Assuming you have a non-writing professional background, have you ever blamed it for those moments in the writing life when your courage deserts you?
If not, perhaps you should reconsider.*
The topic I want to noodle on today is one sparked by an online article I read some years ago and wish I could cite. (If you know the post I refer to, please leave me a comment so I can give the author credit!) Alas, all that remains with me is the core idea: that certain types of occupational training, especially training connected to professions like law and medicine, invite caution and steadiness, making it harder to enter the entrepreneurial mindset or take creative leaps.
This idea struck me forcefully at the time and felt deeply true. It also led to a number of discouraging thoughts. (I already struggle against introversion and a nature that defaults to reflection, rather than action. Now I’m to fight 21 years of super-reinforced training?)
Fortunately, it didn’t take long until I saw the counterbalancing argument—the side of hope. For if one can be trained into a state of over-caution, one can presumably be trained out of it. (More on how to deprogram yourself in a bit.)
First, is there any evidence to support this idea?
I’m not aware of any academic studies, so I put out a call on Facebook, asking if other careers had a system to formalize caution. Here are some of the replies:
From Priya Gill : In engineering we use “fail safe” positions so everything is designed such that if it fails it would go to the position of safety. So lights would turn off and systems shut down upon failure rather than staying on and put everything and everyone in danger.”
Terri Lynn Coop mentioned the voluntary oath she took upon graduating. In part, it contains this text: “I am an Engineer. In my profession I take deep pride. To it, I owe solemn obligations… As an Engineer, I pledge to practice integrity and fair dealing, tolerance and respect, and to uphold devotion to the standards and the dignity of my profession, conscious always that my skill carries with it the obligation to serve humanity by making the best use of Earth’s precious wealth.”
D.A. Winsor, an academician by day and writer by night, provided an example of the ethical considerations which go into any kind of academic research. One quote: “The design of the research should be such that all risks are minimized as much as possible, and that any remaining risks are clearly identified to participants so that they may make an informed choice about whether or not to participate…”
And then of course there’s my own contribution. Medicine. A land of high-level contradictions and the Mother of All Risk-Avoidant Professions.
Consider that, to become a doctor, you must adopt:
- a suitable wardrobe, including standardized uniforms and equipment to signify your level of education.
- medical language
- best practices, which can be ritualized to the point they resemble a choreographed dance (eg. How to scrub for OR, how to run a code.)
- illegible handwriting
- most of all, a mindset about risk in a landscape that is oriented to highlighting pathology and danger, rather than strengths.
I know of no better example than First Do No Harm.
Think about that principle for a second. First Do No Harm. When a doctor weighs the potential risks and benefits of a treatment, if he/she can’t be assured of a positive outcome, even in the face of suffering, they are expected to default to inaction.

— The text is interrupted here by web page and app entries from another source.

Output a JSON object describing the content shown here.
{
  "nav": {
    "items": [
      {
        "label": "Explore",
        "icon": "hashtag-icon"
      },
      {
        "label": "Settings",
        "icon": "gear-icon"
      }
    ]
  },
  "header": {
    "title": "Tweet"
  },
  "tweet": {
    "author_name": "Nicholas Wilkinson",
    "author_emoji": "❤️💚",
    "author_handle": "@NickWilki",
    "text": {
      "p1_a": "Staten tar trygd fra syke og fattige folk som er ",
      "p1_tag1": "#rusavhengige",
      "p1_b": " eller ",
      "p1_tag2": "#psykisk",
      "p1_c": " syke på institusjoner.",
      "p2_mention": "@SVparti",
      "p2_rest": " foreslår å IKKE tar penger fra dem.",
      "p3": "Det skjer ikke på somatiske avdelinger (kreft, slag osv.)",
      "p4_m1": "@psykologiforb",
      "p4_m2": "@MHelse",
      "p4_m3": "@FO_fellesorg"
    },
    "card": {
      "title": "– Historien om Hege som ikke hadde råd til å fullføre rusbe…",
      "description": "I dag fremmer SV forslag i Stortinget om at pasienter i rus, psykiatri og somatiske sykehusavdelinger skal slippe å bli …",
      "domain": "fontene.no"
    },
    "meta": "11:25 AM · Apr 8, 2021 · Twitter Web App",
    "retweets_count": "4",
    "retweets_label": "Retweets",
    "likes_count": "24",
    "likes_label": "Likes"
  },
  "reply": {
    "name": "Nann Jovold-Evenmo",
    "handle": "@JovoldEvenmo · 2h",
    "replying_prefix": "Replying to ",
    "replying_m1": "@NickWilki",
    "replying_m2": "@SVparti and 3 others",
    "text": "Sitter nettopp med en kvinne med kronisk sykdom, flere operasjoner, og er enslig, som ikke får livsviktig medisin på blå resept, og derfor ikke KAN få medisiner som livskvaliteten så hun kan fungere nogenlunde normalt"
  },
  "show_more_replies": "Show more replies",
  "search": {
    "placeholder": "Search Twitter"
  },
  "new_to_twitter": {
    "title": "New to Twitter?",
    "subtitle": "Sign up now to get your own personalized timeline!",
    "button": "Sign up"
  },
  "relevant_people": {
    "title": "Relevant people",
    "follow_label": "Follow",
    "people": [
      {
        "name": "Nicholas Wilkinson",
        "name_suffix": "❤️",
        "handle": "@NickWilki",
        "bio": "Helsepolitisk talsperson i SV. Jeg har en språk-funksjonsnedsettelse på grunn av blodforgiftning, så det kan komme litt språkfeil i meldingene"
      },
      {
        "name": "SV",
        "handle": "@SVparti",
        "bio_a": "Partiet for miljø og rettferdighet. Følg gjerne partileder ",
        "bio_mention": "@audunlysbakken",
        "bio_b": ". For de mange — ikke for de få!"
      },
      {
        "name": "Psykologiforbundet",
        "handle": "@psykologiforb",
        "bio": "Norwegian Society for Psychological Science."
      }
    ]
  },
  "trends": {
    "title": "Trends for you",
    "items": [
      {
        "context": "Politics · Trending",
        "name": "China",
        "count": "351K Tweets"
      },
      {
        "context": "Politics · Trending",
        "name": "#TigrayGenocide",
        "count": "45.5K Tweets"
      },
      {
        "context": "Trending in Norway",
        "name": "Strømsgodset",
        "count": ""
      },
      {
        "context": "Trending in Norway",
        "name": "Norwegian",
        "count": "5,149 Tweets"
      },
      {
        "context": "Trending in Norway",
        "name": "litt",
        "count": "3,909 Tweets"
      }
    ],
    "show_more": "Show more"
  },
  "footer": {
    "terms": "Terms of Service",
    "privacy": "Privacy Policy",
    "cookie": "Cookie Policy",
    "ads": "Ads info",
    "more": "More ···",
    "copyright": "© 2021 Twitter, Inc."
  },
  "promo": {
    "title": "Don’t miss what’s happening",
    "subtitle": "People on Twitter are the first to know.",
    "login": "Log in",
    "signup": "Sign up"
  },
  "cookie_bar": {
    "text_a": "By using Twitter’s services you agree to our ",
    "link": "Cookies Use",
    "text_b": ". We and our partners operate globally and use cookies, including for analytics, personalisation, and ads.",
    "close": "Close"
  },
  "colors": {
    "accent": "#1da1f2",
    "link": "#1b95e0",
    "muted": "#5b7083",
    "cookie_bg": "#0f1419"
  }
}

Further, the courts and governing bodies are not especially kind to medical innovators, or those who would make intuitive leaps and provide off-label treatments.
A Brief Disclaimer
Please note, I’m not trying to say that writing and entrepreneurship require a manic commitment to incaution. But people who write about Resistance, like Seth Godin or Stephen Pressfield, often advocate for a ready-fire-aim worldview, whereas in medicine, the approach might be described as ready-research-aim-consult-aim-aim-fire.
In writing, what might this learned caution look like?
- You hold back on the page—you don’t go there when there is what excites you, and might set your work apart.
- When told your protagonist might alienate readers because of a certain quality, you smooth out their unlikeable edges rather than unearth another trait which would render them compelling and memorable, if controversial.
- You don’t seize an opportunity to connect and collaborate when you yearn to do just that.
- Your work never manages to get completed/ sent/ published/ critiqued for reasons you know in your heart could be swept aside.
- In general, you are reluctant to dance on the razor’s edge.